**BRIEF**.
Find the word "việc" in the data, then copy each line where it is found.
───── DATA ─────
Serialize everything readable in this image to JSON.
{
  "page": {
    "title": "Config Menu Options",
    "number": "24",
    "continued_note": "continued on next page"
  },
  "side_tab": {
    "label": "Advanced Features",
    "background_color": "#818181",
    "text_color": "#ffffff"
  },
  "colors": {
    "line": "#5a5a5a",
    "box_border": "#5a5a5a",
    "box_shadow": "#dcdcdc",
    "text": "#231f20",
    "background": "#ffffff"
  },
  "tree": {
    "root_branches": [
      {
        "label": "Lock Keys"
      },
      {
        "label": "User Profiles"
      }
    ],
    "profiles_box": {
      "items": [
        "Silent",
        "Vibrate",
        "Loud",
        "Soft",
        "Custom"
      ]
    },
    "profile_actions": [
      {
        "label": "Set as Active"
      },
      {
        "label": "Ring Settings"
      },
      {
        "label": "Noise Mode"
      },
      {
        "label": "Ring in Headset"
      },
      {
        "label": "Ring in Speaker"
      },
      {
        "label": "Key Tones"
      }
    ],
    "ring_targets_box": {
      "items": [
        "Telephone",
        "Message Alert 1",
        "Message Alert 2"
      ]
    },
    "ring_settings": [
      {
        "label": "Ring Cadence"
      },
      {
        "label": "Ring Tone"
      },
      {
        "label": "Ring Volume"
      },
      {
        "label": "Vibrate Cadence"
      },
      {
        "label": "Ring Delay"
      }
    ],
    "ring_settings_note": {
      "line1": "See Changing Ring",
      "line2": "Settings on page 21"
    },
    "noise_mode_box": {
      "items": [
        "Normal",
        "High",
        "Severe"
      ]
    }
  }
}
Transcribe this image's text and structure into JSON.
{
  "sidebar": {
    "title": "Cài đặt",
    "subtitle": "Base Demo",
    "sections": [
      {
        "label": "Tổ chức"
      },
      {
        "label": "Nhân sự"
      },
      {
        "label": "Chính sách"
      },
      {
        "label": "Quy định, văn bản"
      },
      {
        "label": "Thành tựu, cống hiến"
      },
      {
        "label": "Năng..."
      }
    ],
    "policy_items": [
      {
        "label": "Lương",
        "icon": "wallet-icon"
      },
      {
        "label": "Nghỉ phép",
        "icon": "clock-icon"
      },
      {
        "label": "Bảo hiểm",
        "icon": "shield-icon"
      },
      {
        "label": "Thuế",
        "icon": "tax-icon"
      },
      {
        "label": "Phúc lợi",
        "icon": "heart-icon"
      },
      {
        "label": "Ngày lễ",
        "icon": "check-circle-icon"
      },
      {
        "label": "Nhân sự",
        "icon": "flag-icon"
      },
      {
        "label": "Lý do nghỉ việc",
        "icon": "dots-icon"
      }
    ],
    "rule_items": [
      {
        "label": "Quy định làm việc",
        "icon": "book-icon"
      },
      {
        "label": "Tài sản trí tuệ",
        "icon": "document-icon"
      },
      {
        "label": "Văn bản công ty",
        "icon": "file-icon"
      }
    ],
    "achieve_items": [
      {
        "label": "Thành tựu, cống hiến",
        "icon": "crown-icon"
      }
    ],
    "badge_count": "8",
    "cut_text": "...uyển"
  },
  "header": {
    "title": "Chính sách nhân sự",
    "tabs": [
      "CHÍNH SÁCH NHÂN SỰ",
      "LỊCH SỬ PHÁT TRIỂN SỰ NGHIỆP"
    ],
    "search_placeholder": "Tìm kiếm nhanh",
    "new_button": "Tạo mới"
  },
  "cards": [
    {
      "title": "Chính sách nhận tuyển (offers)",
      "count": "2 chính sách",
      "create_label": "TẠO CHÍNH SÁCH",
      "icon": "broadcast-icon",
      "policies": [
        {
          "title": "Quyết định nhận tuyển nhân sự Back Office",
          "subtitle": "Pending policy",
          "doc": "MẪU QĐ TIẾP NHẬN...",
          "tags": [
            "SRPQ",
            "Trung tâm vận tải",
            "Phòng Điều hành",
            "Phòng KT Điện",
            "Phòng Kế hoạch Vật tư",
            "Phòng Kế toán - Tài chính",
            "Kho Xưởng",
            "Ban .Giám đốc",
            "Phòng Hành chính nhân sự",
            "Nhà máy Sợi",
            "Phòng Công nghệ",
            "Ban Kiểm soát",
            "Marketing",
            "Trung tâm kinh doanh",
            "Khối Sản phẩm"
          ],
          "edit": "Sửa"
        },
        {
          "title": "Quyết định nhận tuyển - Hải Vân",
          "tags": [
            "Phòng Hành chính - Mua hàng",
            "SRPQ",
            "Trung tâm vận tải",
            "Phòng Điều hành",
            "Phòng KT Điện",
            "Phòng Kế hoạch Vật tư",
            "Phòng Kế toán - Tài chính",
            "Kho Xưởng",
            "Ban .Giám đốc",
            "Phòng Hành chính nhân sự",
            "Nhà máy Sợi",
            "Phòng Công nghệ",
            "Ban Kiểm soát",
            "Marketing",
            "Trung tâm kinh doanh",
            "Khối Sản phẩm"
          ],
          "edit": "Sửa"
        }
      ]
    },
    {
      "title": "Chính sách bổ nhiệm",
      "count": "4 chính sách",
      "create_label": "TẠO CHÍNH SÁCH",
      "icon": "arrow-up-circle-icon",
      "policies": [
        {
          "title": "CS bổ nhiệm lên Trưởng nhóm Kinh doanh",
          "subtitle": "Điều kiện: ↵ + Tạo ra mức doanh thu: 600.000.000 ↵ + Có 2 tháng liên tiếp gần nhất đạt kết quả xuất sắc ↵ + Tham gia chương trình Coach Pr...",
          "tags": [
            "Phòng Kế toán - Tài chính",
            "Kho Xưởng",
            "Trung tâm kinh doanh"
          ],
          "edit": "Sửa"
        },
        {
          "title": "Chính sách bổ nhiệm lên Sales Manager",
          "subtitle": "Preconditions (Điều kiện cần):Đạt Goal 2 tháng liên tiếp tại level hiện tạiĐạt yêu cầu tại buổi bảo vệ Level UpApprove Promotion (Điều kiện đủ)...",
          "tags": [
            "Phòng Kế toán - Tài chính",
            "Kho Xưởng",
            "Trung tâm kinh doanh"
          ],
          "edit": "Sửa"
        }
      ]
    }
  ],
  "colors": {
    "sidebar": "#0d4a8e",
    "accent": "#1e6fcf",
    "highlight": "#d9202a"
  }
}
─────
**EXERCISE RESPONSE**.
        "label": "Lý do nghỉ việc",
        "label": "Quy định làm việc",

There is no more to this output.